Tomatoes like slightly acidic soil, not overly-acidic soil. Used coffee grounds have a pH of about 6.8. … Then scratch grounds into the soil surface around plants. Coffee grounds contain nitrogen, potassium, potassium, magnesium, copper, and other trace minerals.
Swirl some water in the French Press and then pour it out over the paper. You can then wrap up the paper and coffee grounds and toss them into the garbage can. Or add to the compost heap. The paper will disintegrate into the compost.
Unlike most foods, coffee grounds clump together in water rather than breaking down. With time, the grounds can build up inside your sink drains, creating clogs that can prohibit the drains from doing their job. Coffee grounds should always go in the garbage can or compost.
Directly applying coffee grounds to indoor plant soil can cause excessive moisture retention, fungal overgrowth and even impair plant growth. Coffee grounds are a very useful source of nutrients that indoor plants can use effectively, and a very cost effective fertilizer.
Yes! Coffee grounds can be especially beneficial to houseplants when used as a mulch, pesticide, compost, or fertilizer. … Just make sure to limit your coffee quantities, as too much caffeine can stunt plant growth and increase the risk of fungal diseases.
The plants that like coffee grounds include roses, blueberries, azaleas, carrots, radishes, rhododendrons, hydrangeas, cabbage, lilies, and hollies. These are all acid-loving plants that grow best in acidic soil. You’ll want to avoid using coffee grounds on plants like tomatoes, clovers, and alfalfa.
The calcium from eggshells is also welcome in garden soil, where it moderates soil acidity while providing nutrients for plants. Eggshells contain such an abundance of calcium that they can be used almost like lime, though you would need a lot of eggshells to make a measurable impact.
Used coffee grounds is the result of brewing coffee, and are the final product after preparation of coffee.
All in all, coffee grounds are good for vegetables and other plants, as they encourage the growth of microorganisms in the soil and improve tilth.
Coffee grounds contain some major nutrients (nitrogen, phosphorus, and potassium) as well as some micronutrients, so put them to work in your garden. … Lettuce, especially, seems to benefit, and the grounds may benefit acid-loving plants since the grounds are slightly acidic.
Yes, coffee ground fertilizer is safe for basil and other herbs. Again, just use it sparingly. Herbs definitely benefit from the nitrogen boost that coffee grounds provide.
French Press Coffee Maker – Better for Stomach The French press is an interesting way to reduce the acidity of coffee. The temperature in the brewing recipient is lower than most other brewing methods. As a result, the substances responsible for irritating your stomach are extracted in lower quantities.
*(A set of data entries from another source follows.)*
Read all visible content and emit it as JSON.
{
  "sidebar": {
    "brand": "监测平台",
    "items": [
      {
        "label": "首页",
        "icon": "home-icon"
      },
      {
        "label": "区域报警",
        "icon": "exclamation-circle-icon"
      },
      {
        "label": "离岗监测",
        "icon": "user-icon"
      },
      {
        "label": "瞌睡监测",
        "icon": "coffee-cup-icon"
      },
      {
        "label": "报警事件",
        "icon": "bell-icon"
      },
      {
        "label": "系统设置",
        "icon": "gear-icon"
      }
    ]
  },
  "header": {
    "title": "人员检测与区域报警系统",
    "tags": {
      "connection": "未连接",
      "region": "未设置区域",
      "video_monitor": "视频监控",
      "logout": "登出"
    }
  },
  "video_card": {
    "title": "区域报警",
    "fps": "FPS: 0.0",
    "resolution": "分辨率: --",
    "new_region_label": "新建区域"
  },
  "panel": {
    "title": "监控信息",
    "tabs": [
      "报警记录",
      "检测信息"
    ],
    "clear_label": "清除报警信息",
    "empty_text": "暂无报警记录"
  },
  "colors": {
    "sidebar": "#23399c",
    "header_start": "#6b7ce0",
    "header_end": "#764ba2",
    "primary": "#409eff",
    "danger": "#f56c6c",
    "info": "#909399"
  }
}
Never dispose of coffee grounds by pouring them down a sink or flushing them down a toilet. They collect in the drain and are a common cause of clogs. Additionally, coffee grounds can cause major septic system problems, so keeping them out of your plumbing is especially important if you have a septic tank.
First and foremost, coffee grounds are an excellent, slow-release source of nitrogen. And nitrogen is a key component in making flowers flower, and vegetable plants produce. … But in addition to providing nitrogen, coffee grounds add incredible organic material and matter to the soil.
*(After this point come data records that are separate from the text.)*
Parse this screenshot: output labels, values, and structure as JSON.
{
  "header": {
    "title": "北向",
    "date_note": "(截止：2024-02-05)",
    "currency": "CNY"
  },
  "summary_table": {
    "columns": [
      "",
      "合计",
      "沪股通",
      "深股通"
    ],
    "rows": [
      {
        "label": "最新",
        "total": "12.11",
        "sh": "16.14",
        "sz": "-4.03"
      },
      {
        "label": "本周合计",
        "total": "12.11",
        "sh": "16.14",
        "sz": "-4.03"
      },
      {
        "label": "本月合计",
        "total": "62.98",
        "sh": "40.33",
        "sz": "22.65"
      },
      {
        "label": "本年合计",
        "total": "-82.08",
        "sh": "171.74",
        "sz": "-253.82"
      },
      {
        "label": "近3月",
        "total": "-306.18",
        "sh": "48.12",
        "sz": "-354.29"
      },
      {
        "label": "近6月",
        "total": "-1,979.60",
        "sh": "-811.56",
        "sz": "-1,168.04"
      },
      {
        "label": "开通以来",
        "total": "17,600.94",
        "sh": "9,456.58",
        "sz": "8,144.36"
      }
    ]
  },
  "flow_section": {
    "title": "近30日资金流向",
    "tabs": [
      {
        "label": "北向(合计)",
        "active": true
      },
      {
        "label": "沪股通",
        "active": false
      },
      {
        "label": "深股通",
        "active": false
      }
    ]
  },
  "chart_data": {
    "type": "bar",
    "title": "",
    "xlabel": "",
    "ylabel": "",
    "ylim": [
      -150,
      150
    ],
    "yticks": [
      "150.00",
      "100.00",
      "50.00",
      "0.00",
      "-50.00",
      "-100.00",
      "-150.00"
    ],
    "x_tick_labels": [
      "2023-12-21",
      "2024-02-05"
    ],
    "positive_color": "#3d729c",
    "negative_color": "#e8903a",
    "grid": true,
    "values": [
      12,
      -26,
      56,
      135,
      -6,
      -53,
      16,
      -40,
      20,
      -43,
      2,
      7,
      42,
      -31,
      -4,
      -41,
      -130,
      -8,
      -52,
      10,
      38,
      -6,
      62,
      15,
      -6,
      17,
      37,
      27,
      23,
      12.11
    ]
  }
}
Yes, coffee grounds can be good for your peace lilies. Primarily as a fertilizer due to their high nutrient content. The grounds are acidic, too, lowering your soil’s pH. Coffee grounds in your potting soil can ward off indoor pets like cats & also help reverse leaf browning on peace lilies.
Just don’t add too many at once, because the acidity could bother your worms. A cup or so of grounds per week for a small worm bin is perfect. In addition to using coffee grounds in your worm bin, earthworms in your soil will also be more attracted to your garden when you use them mixed with the soil as fertilizer.